Did you know that China is shortly set to become the world’s #1 when it comes to eCommerce?
The online market in the world’s most populous country has grown exponentially in the last few years, some five times as fast as in the US, and experts expect it to be officially more lucrative when industry statistics are released this year.
Here are some other notable statistics about eCommerce in China:
Chinese shoppers pay attention to reviews.
It’s important to facilitate user reviews in the West, but in the East it’s even more essential. Perhaps owing to a healthy scepticism of state information, two thirds of online shoppers post and pay
attention to individual reviews – while only 40% of US shoppers do.
Again, because the state carries very little authority when it comes to recommending quality, independent tastemakers are very influential. Chinese sisters Miumiu and Viviandan started utilising their blog and social media accounts to document and evaluate their fashion purchases a decade ago and are now extremely authoritative – with the power to make or break new brands.
The Chinese love high-end items
People in China account for 29% of all luxury goods sold around the world. Harrods in London has reported that its sales to China are its largest foreign export and have risen 50% since 2009, while there are more Apple stores in Shanghai than San Francisco.
China’s big sites are really big
Alibaba, the site that incorporates the third-party Ebay-esque Taobao and the shopping site Tmall accounts for more than 50% of all parcels delivered in China. Taobao and Tmall sold around $163b of stock in 2012 – more than Amazon and eBay combined.
The Chinese buy abroad
Unlike the Japanese, who massively prefer local brands, a combination of high import taxes, mixed quality local goods and ever available counterfeit goods mean that Chinese shoppers are highly likely to buy from abroad. Many buy offline in Hong Kong or Jeju Island in South Korea but the figure buying online from overseas is set to rise.
Mobile is huge
China is the world’s biggest smartphone market and eCommerce is seeing that in full effect. Alibaba said that 21% of its orders were placed using mobile devices, a huge jump of 16% in one year.
The Chinese love to try new brands
Perhaps because the Chinese market has grown so quickly, shoppers in China are very keen on new brands. Research by Swarovski says that three-quarters of Chinese shoppers are eager to try new brands and a study by Bain showed that the top five brands in ten different industries lost between 30 and 60% of customers between 2011 and 2012.
What’s more, brand switching is rife.

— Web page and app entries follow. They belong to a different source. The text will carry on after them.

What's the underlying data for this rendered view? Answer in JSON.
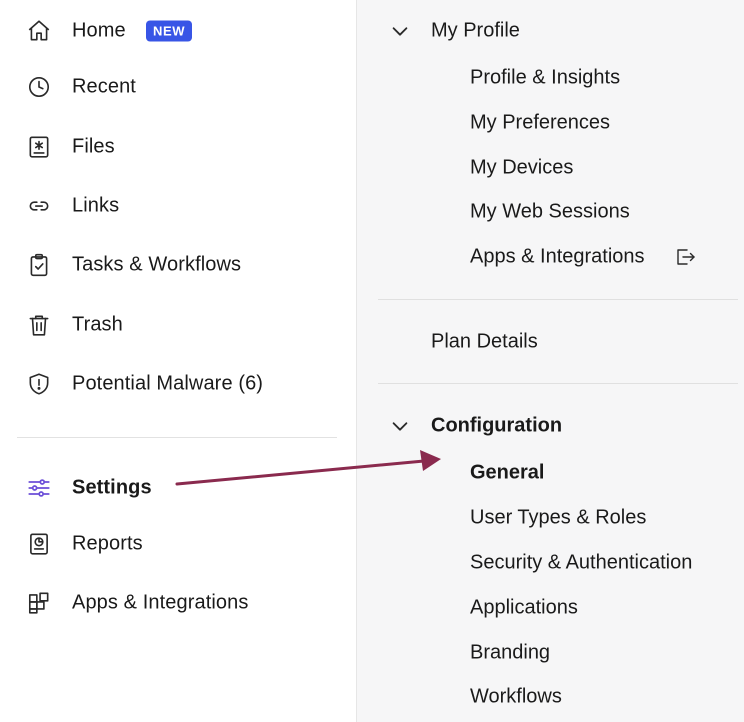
{
  "sidebar": {
    "items": [
      {
        "label": "Home",
        "icon": "home-icon",
        "badge": "NEW"
      },
      {
        "label": "Recent",
        "icon": "clock-icon"
      },
      {
        "label": "Files",
        "icon": "files-icon"
      },
      {
        "label": "Links",
        "icon": "link-icon"
      },
      {
        "label": "Tasks & Workflows",
        "icon": "clipboard-check-icon"
      },
      {
        "label": "Trash",
        "icon": "trash-icon"
      },
      {
        "label": "Potential Malware (6)",
        "icon": "shield-alert-icon"
      }
    ],
    "bottom_items": [
      {
        "label": "Settings",
        "icon": "sliders-icon",
        "active": true
      },
      {
        "label": "Reports",
        "icon": "report-icon"
      },
      {
        "label": "Apps & Integrations",
        "icon": "apps-grid-icon"
      }
    ]
  },
  "settings_menu": {
    "my_profile": {
      "label": "My Profile",
      "items": [
        "Profile & Insights",
        "My Preferences",
        "My Devices",
        "My Web Sessions",
        "Apps & Integrations"
      ]
    },
    "plan_details": {
      "label": "Plan Details"
    },
    "configuration": {
      "label": "Configuration",
      "items": [
        "General",
        "User Types & Roles",
        "Security & Authentication",
        "Applications",
        "Branding",
        "Workflows"
      ],
      "selected": "General"
    }
  },
  "colors": {
    "badge": "#3855e6",
    "settings_icon": "#6c4fd8",
    "annotation_arrow": "#8a2a4e",
    "right_panel_bg": "#f6f6f7"
  }
}
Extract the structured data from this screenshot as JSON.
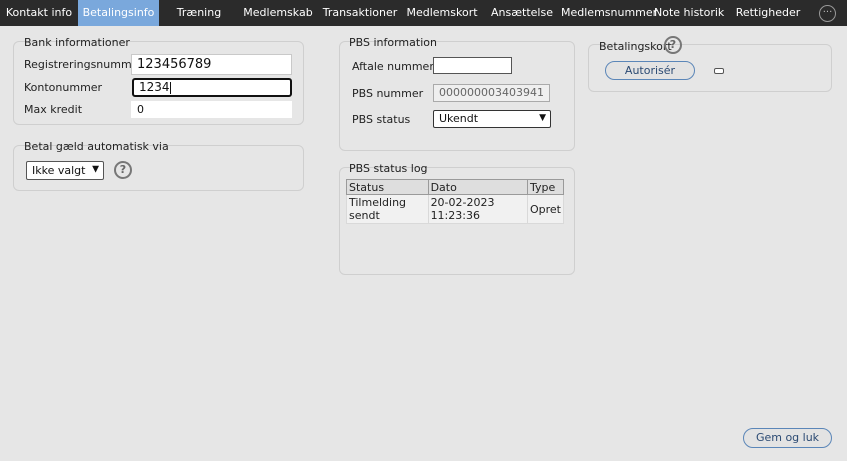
{
  "tabs": [
    {
      "label": "Kontakt info",
      "active": false
    },
    {
      "label": "Betalingsinfo",
      "active": true
    },
    {
      "label": "Træning",
      "active": false
    },
    {
      "label": "Medlemskab",
      "active": false
    },
    {
      "label": "Transaktioner",
      "active": false
    },
    {
      "label": "Medlemskort",
      "active": false
    },
    {
      "label": "Ansættelse",
      "active": false
    },
    {
      "label": "Medlemsnummer",
      "active": false
    },
    {
      "label": "Note historik",
      "active": false
    },
    {
      "label": "Rettigheder",
      "active": false
    }
  ],
  "more_icon": "ellipsis-icon",
  "bank": {
    "title": "Bank informationer",
    "reg_label": "Registreringsnummer",
    "reg_value": "123456789",
    "konto_label": "Kontonummer",
    "konto_value": "1234",
    "max_label": "Max kredit",
    "max_value": "0"
  },
  "auto": {
    "title": "Betal gæld automatisk via",
    "selected": "Ikke valgt"
  },
  "pbs": {
    "title": "PBS information",
    "aftale_label": "Aftale nummer",
    "aftale_value": "",
    "pbsnr_label": "PBS nummer",
    "pbsnr_value": "000000003403941",
    "status_label": "PBS status",
    "status_selected": "Ukendt"
  },
  "pbs_log": {
    "title": "PBS status log",
    "headers": [
      "Status",
      "Dato",
      "Type"
    ],
    "rows": [
      {
        "status_line1": "Tilmelding",
        "status_line2": "sendt",
        "dato_line1": "20-02-2023",
        "dato_line2": "11:23:36",
        "type": "Opret"
      }
    ]
  },
  "betalingskort": {
    "title": "Betalingskort",
    "authorize_label": "Autorisér"
  },
  "save_label": "Gem og luk",
  "colors": {
    "tabbar_bg": "#2b2b2b",
    "active_tab": "#7aa8dc",
    "page_bg": "#e6e6e6",
    "button_border": "#5b86b8"
  }
}
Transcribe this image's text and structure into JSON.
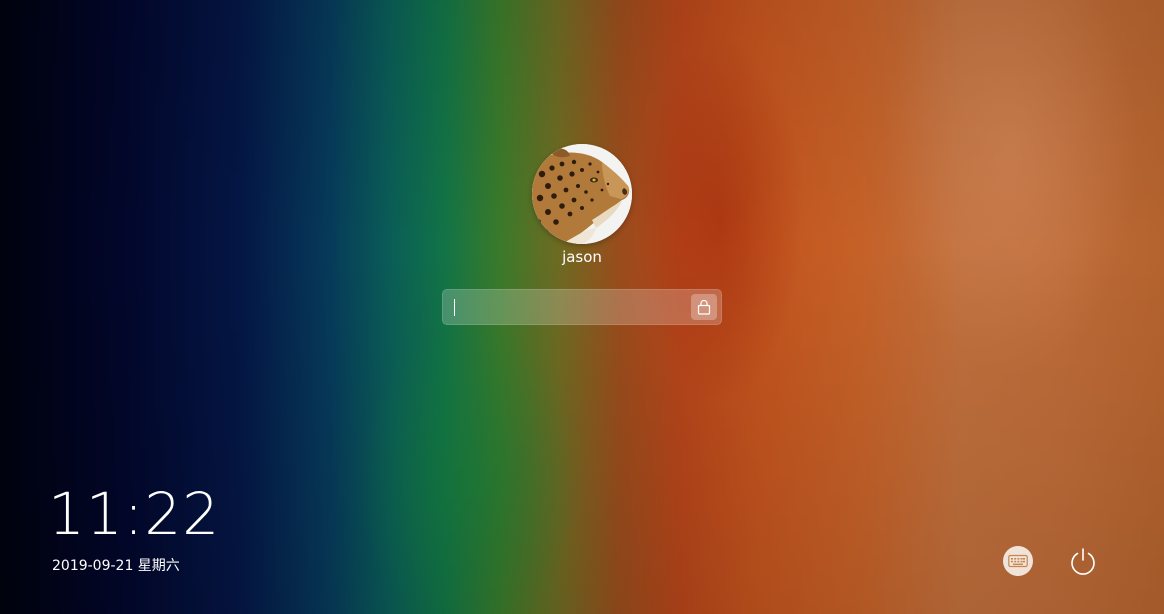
{
  "user": {
    "name": "jason",
    "avatar_icon": "leopard-avatar-icon"
  },
  "password": {
    "value": "",
    "placeholder": "",
    "submit_icon": "lock-icon"
  },
  "clock": {
    "time": "11:22",
    "date": "2019-09-21 星期六"
  },
  "controls": {
    "keyboard_icon": "keyboard-icon",
    "power_icon": "power-icon"
  },
  "colors": {
    "text": "#ffffff",
    "input_bg": "rgba(255,255,255,0.22)"
  }
}
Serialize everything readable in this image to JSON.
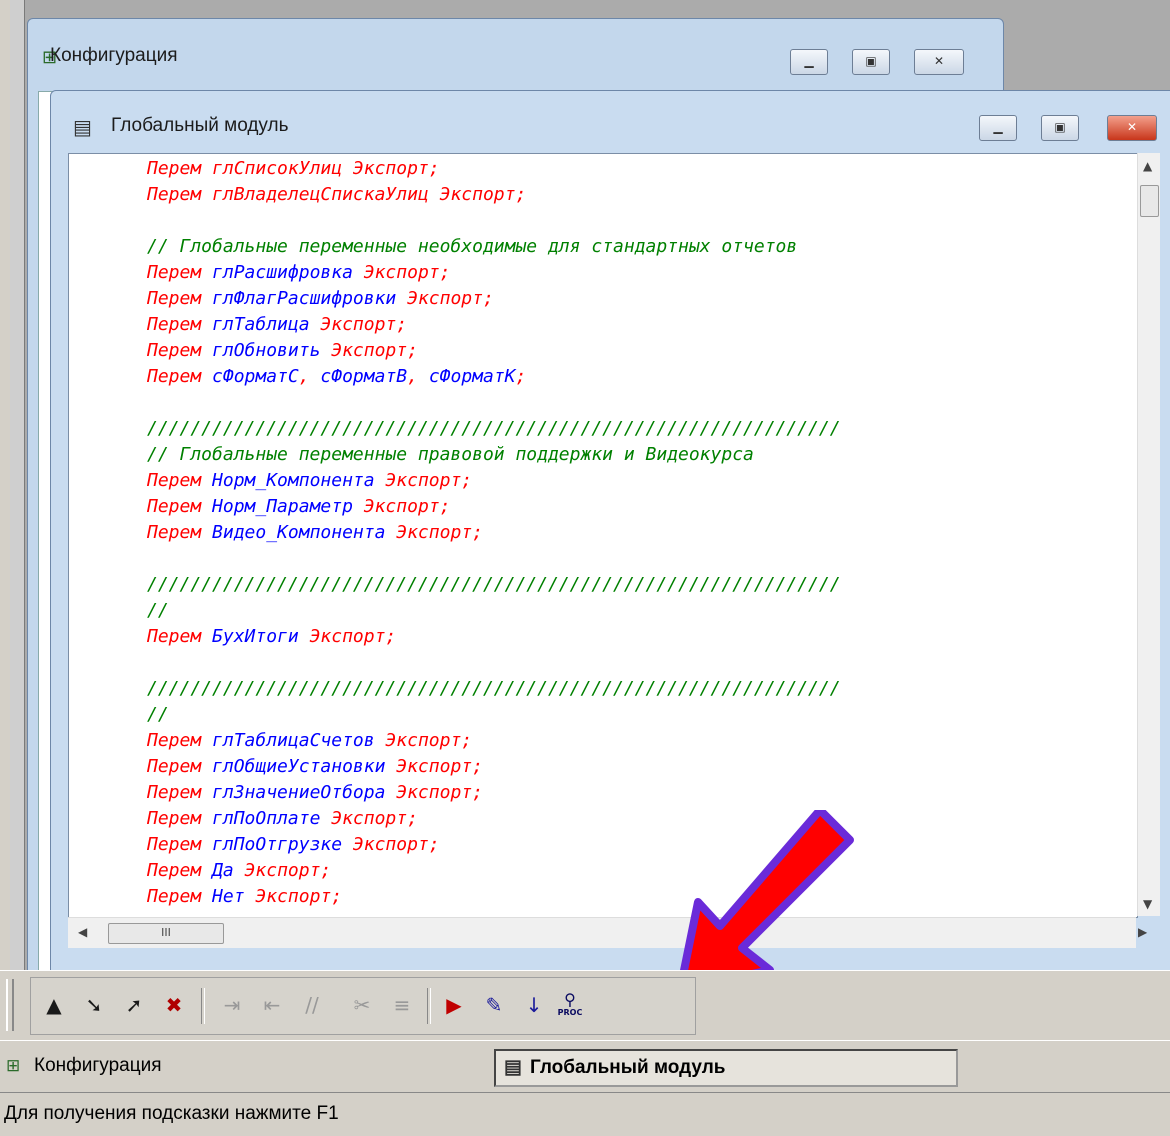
{
  "config_window": {
    "title": "Конфигурация"
  },
  "module_window": {
    "title": "Глобальный модуль"
  },
  "code_lines": [
    [
      {
        "t": "Перем ",
        "c": "red"
      },
      {
        "t": "глСписокУлиц",
        "c": "red"
      },
      {
        "t": " Экспорт;",
        "c": "red"
      }
    ],
    [
      {
        "t": "Перем ",
        "c": "red"
      },
      {
        "t": "глВладелецСпискаУлиц",
        "c": "red"
      },
      {
        "t": " Экспорт;",
        "c": "red"
      }
    ],
    [],
    [
      {
        "t": "// Глобальные переменные необходимые для стандартных отчетов",
        "c": "green"
      }
    ],
    [
      {
        "t": "Перем ",
        "c": "red"
      },
      {
        "t": "глРасшифровка",
        "c": "blue"
      },
      {
        "t": " Экспорт;",
        "c": "red"
      }
    ],
    [
      {
        "t": "Перем ",
        "c": "red"
      },
      {
        "t": "глФлагРасшифровки",
        "c": "blue"
      },
      {
        "t": " Экспорт;",
        "c": "red"
      }
    ],
    [
      {
        "t": "Перем ",
        "c": "red"
      },
      {
        "t": "глТаблица",
        "c": "blue"
      },
      {
        "t": " Экспорт;",
        "c": "red"
      }
    ],
    [
      {
        "t": "Перем ",
        "c": "red"
      },
      {
        "t": "глОбновить",
        "c": "blue"
      },
      {
        "t": " Экспорт;",
        "c": "red"
      }
    ],
    [
      {
        "t": "Перем ",
        "c": "red"
      },
      {
        "t": "сФорматС",
        "c": "blue"
      },
      {
        "t": ", ",
        "c": "red"
      },
      {
        "t": "сФорматВ",
        "c": "blue"
      },
      {
        "t": ", ",
        "c": "red"
      },
      {
        "t": "сФорматК",
        "c": "blue"
      },
      {
        "t": ";",
        "c": "red"
      }
    ],
    [],
    [
      {
        "t": "////////////////////////////////////////////////////////////////",
        "c": "green"
      }
    ],
    [
      {
        "t": "// Глобальные переменные правовой поддержки и Видеокурса",
        "c": "green"
      }
    ],
    [
      {
        "t": "Перем ",
        "c": "red"
      },
      {
        "t": "Норм_Компонента",
        "c": "blue"
      },
      {
        "t": " Экспорт;",
        "c": "red"
      }
    ],
    [
      {
        "t": "Перем ",
        "c": "red"
      },
      {
        "t": "Норм_Параметр",
        "c": "blue"
      },
      {
        "t": " Экспорт;",
        "c": "red"
      }
    ],
    [
      {
        "t": "Перем ",
        "c": "red"
      },
      {
        "t": "Видео_Компонента",
        "c": "blue"
      },
      {
        "t": " Экспорт;",
        "c": "red"
      }
    ],
    [],
    [
      {
        "t": "////////////////////////////////////////////////////////////////",
        "c": "green"
      }
    ],
    [
      {
        "t": "//",
        "c": "green"
      }
    ],
    [
      {
        "t": "Перем ",
        "c": "red"
      },
      {
        "t": "БухИтоги",
        "c": "blue"
      },
      {
        "t": " Экспорт;",
        "c": "red"
      }
    ],
    [],
    [
      {
        "t": "////////////////////////////////////////////////////////////////",
        "c": "green"
      }
    ],
    [
      {
        "t": "//",
        "c": "green"
      }
    ],
    [
      {
        "t": "Перем ",
        "c": "red"
      },
      {
        "t": "глТаблицаСчетов",
        "c": "blue"
      },
      {
        "t": " Экспорт;",
        "c": "red"
      }
    ],
    [
      {
        "t": "Перем ",
        "c": "red"
      },
      {
        "t": "глОбщиеУстановки",
        "c": "blue"
      },
      {
        "t": " Экспорт;",
        "c": "red"
      }
    ],
    [
      {
        "t": "Перем ",
        "c": "red"
      },
      {
        "t": "глЗначениеОтбора",
        "c": "blue"
      },
      {
        "t": " Экспорт;",
        "c": "red"
      }
    ],
    [
      {
        "t": "Перем ",
        "c": "red"
      },
      {
        "t": "глПоОплате",
        "c": "blue"
      },
      {
        "t": " Экспорт;",
        "c": "red"
      }
    ],
    [
      {
        "t": "Перем ",
        "c": "red"
      },
      {
        "t": "глПоОтгрузке",
        "c": "blue"
      },
      {
        "t": " Экспорт;",
        "c": "red"
      }
    ],
    [
      {
        "t": "Перем ",
        "c": "red"
      },
      {
        "t": "Да",
        "c": "blue"
      },
      {
        "t": " Экспорт;",
        "c": "red"
      }
    ],
    [
      {
        "t": "Перем ",
        "c": "red"
      },
      {
        "t": "Нет",
        "c": "blue"
      },
      {
        "t": " Экспорт;",
        "c": "red"
      }
    ]
  ],
  "scroll": {
    "hthumb_label": "III"
  },
  "toolbar": {
    "icons": [
      {
        "name": "toggle-bookmark-icon",
        "glyph": "▲",
        "color": "#1a1a1a"
      },
      {
        "name": "next-bookmark-icon",
        "glyph": "➘",
        "color": "#1a1a1a"
      },
      {
        "name": "prev-bookmark-icon",
        "glyph": "➚",
        "color": "#1a1a1a"
      },
      {
        "name": "clear-bookmarks-icon",
        "glyph": "✖",
        "color": "#b00000"
      },
      {
        "name": "indent-icon",
        "glyph": "⇥",
        "color": "#999999"
      },
      {
        "name": "outdent-icon",
        "glyph": "⇤",
        "color": "#999999"
      },
      {
        "name": "comment-icon",
        "glyph": "//",
        "color": "#999999"
      },
      {
        "name": "uncomment-icon",
        "glyph": "✂",
        "color": "#999999"
      },
      {
        "name": "format-block-icon",
        "glyph": "≡",
        "color": "#999999"
      },
      {
        "name": "syntax-check-icon",
        "glyph": "▶",
        "color": "#c00000"
      },
      {
        "name": "template-icon",
        "glyph": "✎",
        "color": "#1a1a9a"
      },
      {
        "name": "insert-template-icon",
        "glyph": "↓",
        "color": "#1a1a9a"
      },
      {
        "name": "procedures-list-icon",
        "glyph": "⚲",
        "color": "#0a0a60",
        "label": "PROC"
      }
    ]
  },
  "tabs": [
    {
      "label": "Конфигурация",
      "active": false
    },
    {
      "label": "Глобальный модуль",
      "active": true
    }
  ],
  "status": {
    "text": "Для получения подсказки нажмите F1"
  },
  "colors": {
    "keyword": "#ff0000",
    "identifier": "#0000ff",
    "comment": "#008000",
    "arrow": "#ff0000",
    "arrow_border": "#6a2bd9"
  }
}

The business expert Mckinsey says that brand switching, for instance between Coca Cola and Pepsi, is far higher than in most other countries.
Tourism abroad is set to skyrocket
The investment banking company CLSA says that the current amount of Chinese tourists going abroad will more than double to 200m by 2020 – presenting potentially huge business for ambitious tourist havens in the West and elsewhere.